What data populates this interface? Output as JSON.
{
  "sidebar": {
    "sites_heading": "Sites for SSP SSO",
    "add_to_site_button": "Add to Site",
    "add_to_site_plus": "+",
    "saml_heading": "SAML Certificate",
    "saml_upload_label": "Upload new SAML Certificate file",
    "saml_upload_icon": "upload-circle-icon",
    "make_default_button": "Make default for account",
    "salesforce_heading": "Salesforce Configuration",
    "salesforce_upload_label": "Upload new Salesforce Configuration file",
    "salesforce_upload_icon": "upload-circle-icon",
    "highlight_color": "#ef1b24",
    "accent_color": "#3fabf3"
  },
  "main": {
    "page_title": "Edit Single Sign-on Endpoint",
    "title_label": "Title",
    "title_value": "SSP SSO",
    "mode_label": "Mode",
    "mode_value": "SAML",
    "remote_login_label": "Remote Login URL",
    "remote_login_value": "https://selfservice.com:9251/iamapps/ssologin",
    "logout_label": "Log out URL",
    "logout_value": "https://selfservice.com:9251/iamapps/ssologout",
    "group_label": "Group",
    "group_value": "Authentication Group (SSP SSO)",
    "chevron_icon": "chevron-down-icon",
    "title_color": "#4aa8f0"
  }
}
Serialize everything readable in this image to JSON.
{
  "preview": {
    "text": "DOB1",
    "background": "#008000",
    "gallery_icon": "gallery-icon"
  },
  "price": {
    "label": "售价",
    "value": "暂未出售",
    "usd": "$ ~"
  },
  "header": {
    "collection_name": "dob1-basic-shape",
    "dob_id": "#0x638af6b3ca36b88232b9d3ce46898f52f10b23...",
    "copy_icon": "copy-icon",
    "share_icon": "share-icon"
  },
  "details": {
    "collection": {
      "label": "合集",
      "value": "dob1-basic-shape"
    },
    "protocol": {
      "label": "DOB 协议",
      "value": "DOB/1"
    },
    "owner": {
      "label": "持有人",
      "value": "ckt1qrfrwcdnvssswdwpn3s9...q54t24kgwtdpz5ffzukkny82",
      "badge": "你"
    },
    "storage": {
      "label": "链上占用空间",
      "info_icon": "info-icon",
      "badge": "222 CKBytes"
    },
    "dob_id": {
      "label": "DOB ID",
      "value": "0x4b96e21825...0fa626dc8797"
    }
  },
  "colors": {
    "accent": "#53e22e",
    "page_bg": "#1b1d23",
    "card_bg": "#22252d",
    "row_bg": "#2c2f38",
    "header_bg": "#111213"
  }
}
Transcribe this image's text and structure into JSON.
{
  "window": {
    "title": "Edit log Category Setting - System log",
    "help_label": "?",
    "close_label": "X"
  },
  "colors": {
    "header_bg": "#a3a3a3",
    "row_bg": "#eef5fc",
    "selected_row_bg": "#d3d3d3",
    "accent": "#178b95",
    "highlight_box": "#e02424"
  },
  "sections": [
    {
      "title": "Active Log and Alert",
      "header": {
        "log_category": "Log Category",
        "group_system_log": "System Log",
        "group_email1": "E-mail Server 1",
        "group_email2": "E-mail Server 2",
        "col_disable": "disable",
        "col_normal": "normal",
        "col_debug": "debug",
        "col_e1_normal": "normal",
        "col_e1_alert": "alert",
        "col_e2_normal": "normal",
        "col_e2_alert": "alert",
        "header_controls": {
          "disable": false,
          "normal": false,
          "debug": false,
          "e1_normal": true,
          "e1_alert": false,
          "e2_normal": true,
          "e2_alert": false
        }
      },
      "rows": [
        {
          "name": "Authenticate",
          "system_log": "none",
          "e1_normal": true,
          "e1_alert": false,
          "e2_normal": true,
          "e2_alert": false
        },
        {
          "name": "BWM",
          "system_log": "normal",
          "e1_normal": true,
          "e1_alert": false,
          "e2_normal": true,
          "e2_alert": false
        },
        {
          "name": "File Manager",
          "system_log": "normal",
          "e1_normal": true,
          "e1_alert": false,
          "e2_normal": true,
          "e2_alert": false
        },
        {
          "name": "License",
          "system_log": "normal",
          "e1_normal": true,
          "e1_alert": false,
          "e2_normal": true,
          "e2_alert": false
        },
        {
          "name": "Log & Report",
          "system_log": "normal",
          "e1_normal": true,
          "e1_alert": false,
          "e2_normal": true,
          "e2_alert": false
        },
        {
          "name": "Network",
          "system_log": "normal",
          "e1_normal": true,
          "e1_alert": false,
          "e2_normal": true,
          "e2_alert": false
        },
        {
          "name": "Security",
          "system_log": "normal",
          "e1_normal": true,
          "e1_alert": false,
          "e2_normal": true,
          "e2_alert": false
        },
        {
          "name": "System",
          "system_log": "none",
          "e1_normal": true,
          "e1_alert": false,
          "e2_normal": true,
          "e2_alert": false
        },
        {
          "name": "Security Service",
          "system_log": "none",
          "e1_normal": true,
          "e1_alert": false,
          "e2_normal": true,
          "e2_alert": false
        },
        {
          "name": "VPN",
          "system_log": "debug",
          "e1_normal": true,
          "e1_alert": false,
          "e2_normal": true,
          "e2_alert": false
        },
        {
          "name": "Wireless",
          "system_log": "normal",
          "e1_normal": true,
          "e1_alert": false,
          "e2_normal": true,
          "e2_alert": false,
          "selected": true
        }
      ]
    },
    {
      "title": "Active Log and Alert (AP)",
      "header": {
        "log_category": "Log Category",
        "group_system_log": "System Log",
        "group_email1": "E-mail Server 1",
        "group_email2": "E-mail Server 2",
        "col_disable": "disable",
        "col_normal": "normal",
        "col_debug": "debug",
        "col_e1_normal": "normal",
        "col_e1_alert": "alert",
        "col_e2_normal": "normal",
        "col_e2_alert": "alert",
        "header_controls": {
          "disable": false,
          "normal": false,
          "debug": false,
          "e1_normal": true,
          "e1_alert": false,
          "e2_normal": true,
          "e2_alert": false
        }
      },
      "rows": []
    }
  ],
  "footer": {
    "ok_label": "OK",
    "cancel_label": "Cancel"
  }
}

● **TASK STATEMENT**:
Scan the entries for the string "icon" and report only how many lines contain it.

● **SOLUTION TO THE PROBLEM**:
7